#### Given information

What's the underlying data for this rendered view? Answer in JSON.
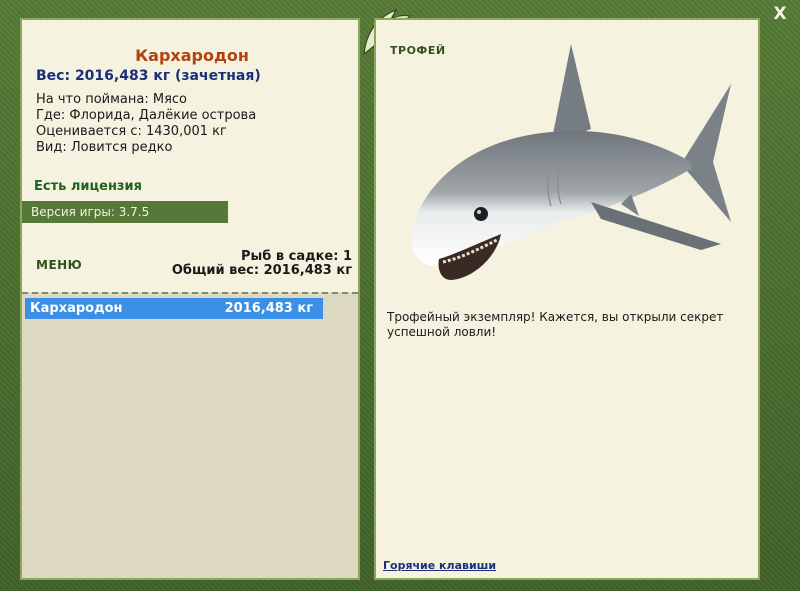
{
  "window": {
    "close_label": "X"
  },
  "fish": {
    "name": "Кархародон",
    "weight_line": "Вес: 2016,483 кг (зачетная)",
    "caught_on": "На что поймана: Мясо",
    "location": "Где: Флорида, Далёкие острова",
    "valued_from": "Оценивается с: 1430,001 кг",
    "kind": "Вид: Ловится редко"
  },
  "license_label": "Есть лицензия",
  "version_label": "Версия игры: 3.7.5",
  "menu_label": "МЕНЮ",
  "keepnet": {
    "count_line": "Рыб в садке: 1",
    "total_weight_line": "Общий вес: 2016,483 кг",
    "rows": [
      {
        "name": "Кархародон",
        "weight": "2016,483 кг"
      }
    ]
  },
  "trophy": {
    "label": "ТРОФЕЙ",
    "description": "Трофейный экземпляр! Кажется, вы открыли секрет успешной ловли!"
  },
  "hotkeys_label": "Горячие клавиши",
  "colors": {
    "frame": "#4b6e31",
    "panel": "#f5f2df",
    "selection": "#3b8fe6",
    "fish_name": "#b3420d",
    "weight_text": "#1b2f7a"
  }
}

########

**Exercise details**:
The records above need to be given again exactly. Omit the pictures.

**Written solution**:
What's the underlying data for this rendered view? Answer in JSON.
{
  "window": {
    "close_label": "X"
  },
  "fish": {
    "name": "Кархародон",
    "weight_line": "Вес: 2016,483 кг (зачетная)",
    "caught_on": "На что поймана: Мясо",
    "location": "Где: Флорида, Далёкие острова",
    "valued_from": "Оценивается с: 1430,001 кг",
    "kind": "Вид: Ловится редко"
  },
  "license_label": "Есть лицензия",
  "version_label": "Версия игры: 3.7.5",
  "menu_label": "МЕНЮ",
  "keepnet": {
    "count_line": "Рыб в садке: 1",
    "total_weight_line": "Общий вес: 2016,483 кг",
    "rows": [
      {
        "name": "Кархародон",
        "weight": "2016,483 кг"
      }
    ]
  },
  "trophy": {
    "label": "ТРОФЕЙ",
    "description": "Трофейный экземпляр! Кажется, вы открыли секрет успешной ловли!"
  },
  "hotkeys_label": "Горячие клавиши",
  "colors": {
    "frame": "#4b6e31",
    "panel": "#f5f2df",
    "selection": "#3b8fe6",
    "fish_name": "#b3420d",
    "weight_text": "#1b2f7a"
  }
}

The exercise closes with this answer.